But like smoking, you shouldn’t throw in the towel just because you fell off the wagon (so many adages!). And also like smoking, eating right has to be a lifelong commitment. You will always need to eat; doing so properly in the age of convenience food is what’s difficult.

“If you want to improve on something, you need to track your progress, and the behaviors that cause progress,” says Evidence Mag. To improve health or lose weight, it’s vital that you understand your current behaviors. Sure, we hear, “lose weight and eat more vegetables” from every healthy lifestyle source. But shouldn’t you have more success if you understand why you eat, when you eat, and why you eat what you eat?

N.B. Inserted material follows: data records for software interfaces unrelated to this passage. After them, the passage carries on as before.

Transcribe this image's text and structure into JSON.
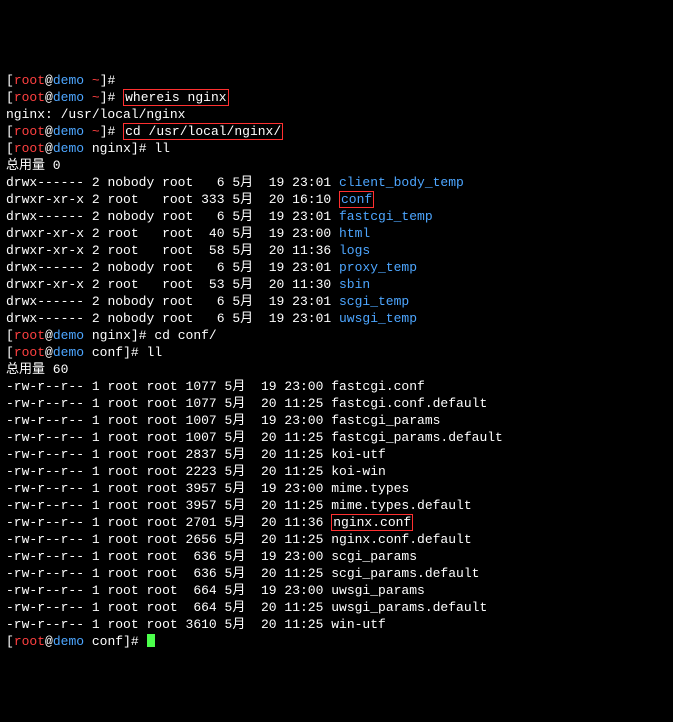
{
  "prompts": {
    "p0": {
      "u": "root",
      "h": "demo",
      "d": "~",
      "s": "#",
      "c": ""
    },
    "p1": {
      "u": "root",
      "h": "demo",
      "d": "~",
      "s": "#",
      "c": "whereis nginx"
    },
    "p2": {
      "u": "root",
      "h": "demo",
      "d": "~",
      "s": "#",
      "c": "cd /usr/local/nginx/"
    },
    "p3": {
      "u": "root",
      "h": "demo",
      "d": "nginx",
      "s": "#",
      "c": "ll"
    },
    "p4": {
      "u": "root",
      "h": "demo",
      "d": "nginx",
      "s": "#",
      "c": "cd conf/"
    },
    "p5": {
      "u": "root",
      "h": "demo",
      "d": "conf",
      "s": "#",
      "c": "ll"
    },
    "p6": {
      "u": "root",
      "h": "demo",
      "d": "conf",
      "s": "#",
      "c": ""
    }
  },
  "whereis_out": "nginx: /usr/local/nginx",
  "totals": {
    "t1": "总用量 0",
    "t2": "总用量 60"
  },
  "ls1": [
    {
      "perm": "drwx------",
      "ln": "2",
      "own": "nobody",
      "grp": "root",
      "size": "6",
      "mon": "5月",
      "day": "19",
      "time": "23:01",
      "name": "client_body_temp",
      "dir": true,
      "hl": false
    },
    {
      "perm": "drwxr-xr-x",
      "ln": "2",
      "own": "root",
      "grp": "root",
      "size": "333",
      "mon": "5月",
      "day": "20",
      "time": "16:10",
      "name": "conf",
      "dir": true,
      "hl": true
    },
    {
      "perm": "drwx------",
      "ln": "2",
      "own": "nobody",
      "grp": "root",
      "size": "6",
      "mon": "5月",
      "day": "19",
      "time": "23:01",
      "name": "fastcgi_temp",
      "dir": true,
      "hl": false
    },
    {
      "perm": "drwxr-xr-x",
      "ln": "2",
      "own": "root",
      "grp": "root",
      "size": "40",
      "mon": "5月",
      "day": "19",
      "time": "23:00",
      "name": "html",
      "dir": true,
      "hl": false
    },
    {
      "perm": "drwxr-xr-x",
      "ln": "2",
      "own": "root",
      "grp": "root",
      "size": "58",
      "mon": "5月",
      "day": "20",
      "time": "11:36",
      "name": "logs",
      "dir": true,
      "hl": false
    },
    {
      "perm": "drwx------",
      "ln": "2",
      "own": "nobody",
      "grp": "root",
      "size": "6",
      "mon": "5月",
      "day": "19",
      "time": "23:01",
      "name": "proxy_temp",
      "dir": true,
      "hl": false
    },
    {
      "perm": "drwxr-xr-x",
      "ln": "2",
      "own": "root",
      "grp": "root",
      "size": "53",
      "mon": "5月",
      "day": "20",
      "time": "11:30",
      "name": "sbin",
      "dir": true,
      "hl": false
    },
    {
      "perm": "drwx------",
      "ln": "2",
      "own": "nobody",
      "grp": "root",
      "size": "6",
      "mon": "5月",
      "day": "19",
      "time": "23:01",
      "name": "scgi_temp",
      "dir": true,
      "hl": false
    },
    {
      "perm": "drwx------",
      "ln": "2",
      "own": "nobody",
      "grp": "root",
      "size": "6",
      "mon": "5月",
      "day": "19",
      "time": "23:01",
      "name": "uwsgi_temp",
      "dir": true,
      "hl": false
    }
  ],
  "ls2": [
    {
      "perm": "-rw-r--r--",
      "ln": "1",
      "own": "root",
      "grp": "root",
      "size": "1077",
      "mon": "5月",
      "day": "19",
      "time": "23:00",
      "name": "fastcgi.conf",
      "dir": false,
      "hl": false
    },
    {
      "perm": "-rw-r--r--",
      "ln": "1",
      "own": "root",
      "grp": "root",
      "size": "1077",
      "mon": "5月",
      "day": "20",
      "time": "11:25",
      "name": "fastcgi.conf.default",
      "dir": false,
      "hl": false
    },
    {
      "perm": "-rw-r--r--",
      "ln": "1",
      "own": "root",
      "grp": "root",
      "size": "1007",
      "mon": "5月",
      "day": "19",
      "time": "23:00",
      "name": "fastcgi_params",
      "dir": false,
      "hl": false
    },
    {
      "perm": "-rw-r--r--",
      "ln": "1",
      "own": "root",
      "grp": "root",
      "size": "1007",
      "mon": "5月",
      "day": "20",
      "time": "11:25",
      "name": "fastcgi_params.default",
      "dir": false,
      "hl": false
    },
    {
      "perm": "-rw-r--r--",
      "ln": "1",
      "own": "root",
      "grp": "root",
      "size": "2837",
      "mon": "5月",
      "day": "20",
      "time": "11:25",
      "name": "koi-utf",
      "dir": false,
      "hl": false
    },
    {
      "perm": "-rw-r--r--",
      "ln": "1",
      "own": "root",
      "grp": "root",
      "size": "2223",
      "mon": "5月",
      "day": "20",
      "time": "11:25",
      "name": "koi-win",
      "dir": false,
      "hl": false
    },
    {
      "perm": "-rw-r--r--",
      "ln": "1",
      "own": "root",
      "grp": "root",
      "size": "3957",
      "mon": "5月",
      "day": "19",
      "time": "23:00",
      "name": "mime.types",
      "dir": false,
      "hl": false
    },
    {
      "perm": "-rw-r--r--",
      "ln": "1",
      "own": "root",
      "grp": "root",
      "size": "3957",
      "mon": "5月",
      "day": "20",
      "time": "11:25",
      "name": "mime.types.default",
      "dir": false,
      "hl": false
    },
    {
      "perm": "-rw-r--r--",
      "ln": "1",
      "own": "root",
      "grp": "root",
      "size": "2701",
      "mon": "5月",
      "day": "20",
      "time": "11:36",
      "name": "nginx.conf",
      "dir": false,
      "hl": true
    },
    {
      "perm": "-rw-r--r--",
      "ln": "1",
      "own": "root",
      "grp": "root",
      "size": "2656",
      "mon": "5月",
      "day": "20",
      "time": "11:25",
      "name": "nginx.conf.default",
      "dir": false,
      "hl": false
    },
    {
      "perm": "-rw-r--r--",
      "ln": "1",
      "own": "root",
      "grp": "root",
      "size": "636",
      "mon": "5月",
      "day": "19",
      "time": "23:00",
      "name": "scgi_params",
      "dir": false,
      "hl": false
    },
    {
      "perm": "-rw-r--r--",
      "ln": "1",
      "own": "root",
      "grp": "root",
      "size": "636",
      "mon": "5月",
      "day": "20",
      "time": "11:25",
      "name": "scgi_params.default",
      "dir": false,
      "hl": false
    },
    {
      "perm": "-rw-r--r--",
      "ln": "1",
      "own": "root",
      "grp": "root",
      "size": "664",
      "mon": "5月",
      "day": "19",
      "time": "23:00",
      "name": "uwsgi_params",
      "dir": false,
      "hl": false
    },
    {
      "perm": "-rw-r--r--",
      "ln": "1",
      "own": "root",
      "grp": "root",
      "size": "664",
      "mon": "5月",
      "day": "20",
      "time": "11:25",
      "name": "uwsgi_params.default",
      "dir": false,
      "hl": false
    },
    {
      "perm": "-rw-r--r--",
      "ln": "1",
      "own": "root",
      "grp": "root",
      "size": "3610",
      "mon": "5月",
      "day": "20",
      "time": "11:25",
      "name": "win-utf",
      "dir": false,
      "hl": false
    }
  ]
}
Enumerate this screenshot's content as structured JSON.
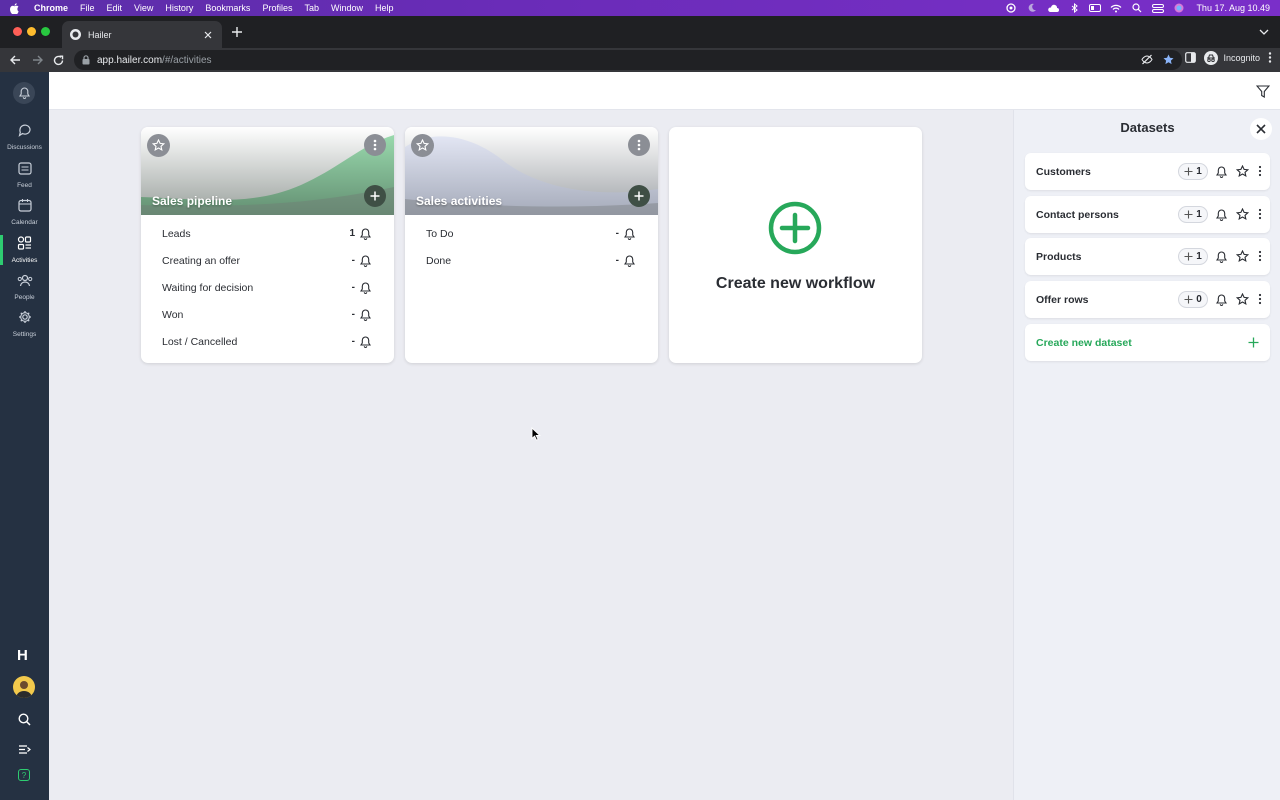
{
  "menubar": {
    "app_name": "Chrome",
    "items": [
      "File",
      "Edit",
      "View",
      "History",
      "Bookmarks",
      "Profiles",
      "Tab",
      "Window",
      "Help"
    ],
    "clock": "Thu 17. Aug  10.49"
  },
  "browser": {
    "tab_title": "Hailer",
    "url_host": "app.hailer.com",
    "url_path": "/#/activities",
    "profile_label": "Incognito"
  },
  "sidebar": {
    "items": [
      {
        "label": "Discussions",
        "icon": "discussions-icon"
      },
      {
        "label": "Feed",
        "icon": "feed-icon"
      },
      {
        "label": "Calendar",
        "icon": "calendar-icon"
      },
      {
        "label": "Activities",
        "icon": "activities-icon"
      },
      {
        "label": "People",
        "icon": "people-icon"
      },
      {
        "label": "Settings",
        "icon": "gear-icon"
      }
    ],
    "active": "Activities",
    "logo": "H",
    "help": "?"
  },
  "workflows": [
    {
      "title": "Sales pipeline",
      "phases": [
        {
          "name": "Leads",
          "count": "1"
        },
        {
          "name": "Creating an offer",
          "count": "-"
        },
        {
          "name": "Waiting for decision",
          "count": "-"
        },
        {
          "name": "Won",
          "count": "-"
        },
        {
          "name": "Lost / Cancelled",
          "count": "-"
        }
      ]
    },
    {
      "title": "Sales activities",
      "phases": [
        {
          "name": "To Do",
          "count": "-"
        },
        {
          "name": "Done",
          "count": "-"
        }
      ]
    }
  ],
  "create_workflow": {
    "label": "Create new workflow"
  },
  "datasets_panel": {
    "title": "Datasets",
    "items": [
      {
        "name": "Customers",
        "count": "1"
      },
      {
        "name": "Contact persons",
        "count": "1"
      },
      {
        "name": "Products",
        "count": "1"
      },
      {
        "name": "Offer rows",
        "count": "0"
      }
    ],
    "create_label": "Create new dataset"
  },
  "colors": {
    "accent_green": "#2ecc71",
    "sidebar_bg": "#253142",
    "app_bg": "#ebecf2"
  }
}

Tracking your food isn’t the end-all of weight loss, but it’s one of the most effective methods. When you put what you eat in words, you hold yourself accountable. That one bite of chocolate is a secret if no one sees it. When you put it on paper, it becomes real.

Weight Watchers is perhaps the most famous of all tracking programs. It also gives you point values for your food and a limit of the number you can eat each day. My Fitness Pal is another site that works to help you understand and track your food and exercise.

Feeling defeated?

Regardless of your resolution – saving more, learning something new, watching less TV – it’s never too late to hop back to it. It’s also important to remember that you’re not the only person who has faced this. There are support groups for everything, even online ones. It’s so helpful to recognize that you’re going to have setbacks, there are other people who have too, and that the only way you lose is if you quit trying.


Four digestive resolutions: How to have a regular 2015

We've got a few resolutions for your digestive health.

Here’s to a happy a REGULAR new year!

We talked a lot this year about how to improve your digestion. So we started thinking: What should your digestive resolutions be for 2015?

Here’s a list of things you can do to easily improve your digestion in the new year.

  1. Learn how to ease constipation with certain foods. Even though food may not be everything, eating nutrient-dense fruits and vegetables with lots of fiber can help most of your bodily functions.
  2. Cut back on dairy to reduce digestive discomfort. Diarrhea, constipation, bloating and gas are just a few symptoms of lactose intolerance. If you have some of these symptoms but aren’t sure why, try cutting out dairy for a few days to see if that’s the culprit.
  3. Read about when you should take heartburn more seriously. While there are definitely some foods you can blame, there could be other things at work. “If you have heartburn every day you should seek medical care from a physician to identify the cause,” says Dr. Anezi Bakken.
  4. And perhaps most importantly, get a colonoscopy. Few things can detect colon cancer in its early stages like this simple procedure. As Dr. M. Emin Donat put it, “colonoscopies are easy, painless and can save your life.”

Here’s to a happy, healthy and regular new year!